My co-pilot was the one who figured out something was going on first. Heck, I might never have figured it out if I was on my own. A Longhaul-class freighter doesn’t just fly herself, and I had dials, sticks, and gages to manage. But ol’ Mikee, he saw the way people on the ground weren’t walking around like they usually did. Some of them were, I suppose, but we
later figured out those folks were probably dying. Most of them were running in groups in erratic ways.
He’d gotten me watching ’em too when we saw the killing start. Now the runners were biting and beating and dismembering any living creature they could find, which included their fellow Mordesh and some really unfortunate pets and livestock.

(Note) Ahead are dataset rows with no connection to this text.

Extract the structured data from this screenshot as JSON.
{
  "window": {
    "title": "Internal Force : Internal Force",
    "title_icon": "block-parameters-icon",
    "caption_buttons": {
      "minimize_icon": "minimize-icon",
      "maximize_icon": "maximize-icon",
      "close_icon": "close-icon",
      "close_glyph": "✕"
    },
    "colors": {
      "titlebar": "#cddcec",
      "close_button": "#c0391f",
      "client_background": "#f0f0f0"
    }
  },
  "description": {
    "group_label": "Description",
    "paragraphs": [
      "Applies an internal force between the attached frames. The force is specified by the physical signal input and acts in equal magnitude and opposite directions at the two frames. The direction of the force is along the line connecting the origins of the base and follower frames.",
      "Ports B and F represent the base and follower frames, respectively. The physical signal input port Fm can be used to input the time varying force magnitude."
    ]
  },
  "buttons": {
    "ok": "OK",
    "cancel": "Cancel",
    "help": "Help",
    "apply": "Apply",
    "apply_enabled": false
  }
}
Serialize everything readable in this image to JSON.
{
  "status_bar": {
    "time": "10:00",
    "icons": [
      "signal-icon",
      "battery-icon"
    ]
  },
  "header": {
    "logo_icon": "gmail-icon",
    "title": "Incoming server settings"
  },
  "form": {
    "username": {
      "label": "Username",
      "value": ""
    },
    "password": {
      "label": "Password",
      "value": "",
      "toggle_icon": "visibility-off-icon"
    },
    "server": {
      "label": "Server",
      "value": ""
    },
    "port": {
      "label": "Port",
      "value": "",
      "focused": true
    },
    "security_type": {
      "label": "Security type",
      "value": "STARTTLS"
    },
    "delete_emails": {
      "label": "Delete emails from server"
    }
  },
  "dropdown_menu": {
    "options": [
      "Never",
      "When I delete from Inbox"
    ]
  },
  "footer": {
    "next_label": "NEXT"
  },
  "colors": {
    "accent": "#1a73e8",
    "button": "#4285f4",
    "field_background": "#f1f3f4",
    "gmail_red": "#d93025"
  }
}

If we hadn’t just unloaded most of our cargo, I probably wouldn’t have done it, but something about the violence –
the sheer madness of it, you understand, the sudden horror of it – compelled me to act.
Mikee pointed out I should have listened to the news on the wireless band. Today, the Everlife Elixir was supposed to turn the Mordesh immortal. Victor Lazarin was gonna be the biggest hero the universe had ever seen, the man who killed death. Guess it went bad, huh?
So we swung the Arovolkin in low, looking for people who weren’t crazy. Just to make sure we
didn’t regret leaving for the rest of our lives, you know what I mean? That’s when we saw the girl, must have been six or seven years old if she was a day – screaming, crying for her parents, confused, terrified. But she wasn’t running at anyone, just from a half-collapsed building. I hit the landing lights, and we touched down just far enough away not to send the kid running away in terror.
Yashka didn’t say much once she came onboard. I’m kind of surprised she did, in the end.
Two strange blue guys show up out of the sky and try to take you into space after watching your parents kill each other? Brave kid.
Of course, we all had a chance to regret it not long after that. No sooner had we gotten our new passenger settled in and restrained – just in case – than the biggest fleet I’ve ever seen dropped into orbit from out of nowhere.
And they dropped in firing. We took three hits before I even had time to raise the
defensive screens. I had just enough time to apologize to little Yashka before we crashed, and she just nodded.
– Captain Barbio, Ekose Freighter Arovolkin